- Replace a bike helmet when it is too old, damaged, or has been in an accident/ crash.
- Go for a helmet that currently fits you (or your child) and not one that you plan to grow into. If you feel your child has grown out of his/ her helmet, buy a new helmet.
- Buy a helmet that you (or your child) find attractive and feel comfortable wearing.
- Wear a helmet each time you ride a bike, even if you plan to ride for a couple of minutes.
- Parents should wear bicycle helmets for their safety, and also set a strong example for their children. Studies suggest that if the parents wear a bicycle helmet, 98% of the children wear it as well. For parents who do not wear bike helmets, this percentage drops down to 30%.
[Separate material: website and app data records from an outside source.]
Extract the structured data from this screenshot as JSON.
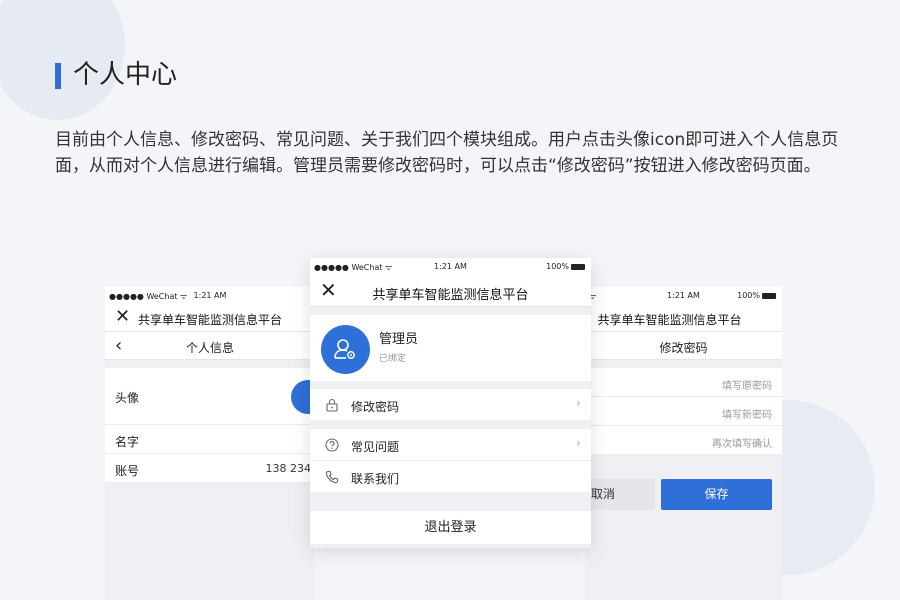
{
  "page": {
    "title": "个人中心",
    "description": "目前由个人信息、修改密码、常见问题、关于我们四个模块组成。用户点击头像icon即可进入个人信息页面，从而对个人信息进行编辑。管理员需要修改密码时，可以点击“修改密码”按钮进入修改密码页面。"
  },
  "status": {
    "carrier": "●●●●● WeChat ᯤ",
    "time": "1:21 AM",
    "battery": "100%"
  },
  "app_title": "共享单车智能监测信息平台",
  "left_phone": {
    "subtitle": "个人信息",
    "avatar_label": "头像",
    "name_label": "名字",
    "account_label": "账号",
    "account_value": "138 234"
  },
  "center_phone": {
    "user_name": "管理员",
    "bound_status": "已绑定",
    "menu": [
      {
        "label": "修改密码",
        "icon": "lock-icon"
      },
      {
        "label": "常见问题",
        "icon": "question-icon"
      },
      {
        "label": "联系我们",
        "icon": "phone-icon"
      }
    ],
    "logout": "退出登录"
  },
  "right_phone": {
    "subtitle": "修改密码",
    "old_password_placeholder": "填写原密码",
    "new_password_placeholder": "填写新密码",
    "confirm_placeholder": "再次填写确认",
    "cancel": "取消",
    "save": "保存"
  },
  "colors": {
    "accent": "#2f6fd8",
    "background": "#f3f5f9"
  }
}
- Buy a helmet that is bigger and swings on your head with the hope that one day you or your child will grow into it.
- Wear a helmet or make your child wear one if it is too tight. If you feel your helmet used to fit your head and it is not fitting anymore, it may be because the old helmet has lost its fit or your child has grown out of it, and hence it needs to be replaced.
- Expose the forehead by placing the helmet too far back.
- Expose the back of your head by placing the helmet too forward.
- Ignore the straps if they are not properly secured.
If you have purchased a bike, you need to purchase a bike helmet to make sure you protect yourself and your child from all kinds of head injuries. As high as 75% of bike-related deaths in children can be prevented using a helmet. According to a study, more children between the ages of 5 to 14 go to the hospital emergency for bike injuries than for any other sports. A bicycle helmet that is properly fitted can reduce the risk of any head injury by as much as 85%, and the risk of a brain injury by as much as 88%. Now that you know how to wear a bike helmet properly, what are you waiting for? Get yourself a nicely fit helmet and then enjoy the ride!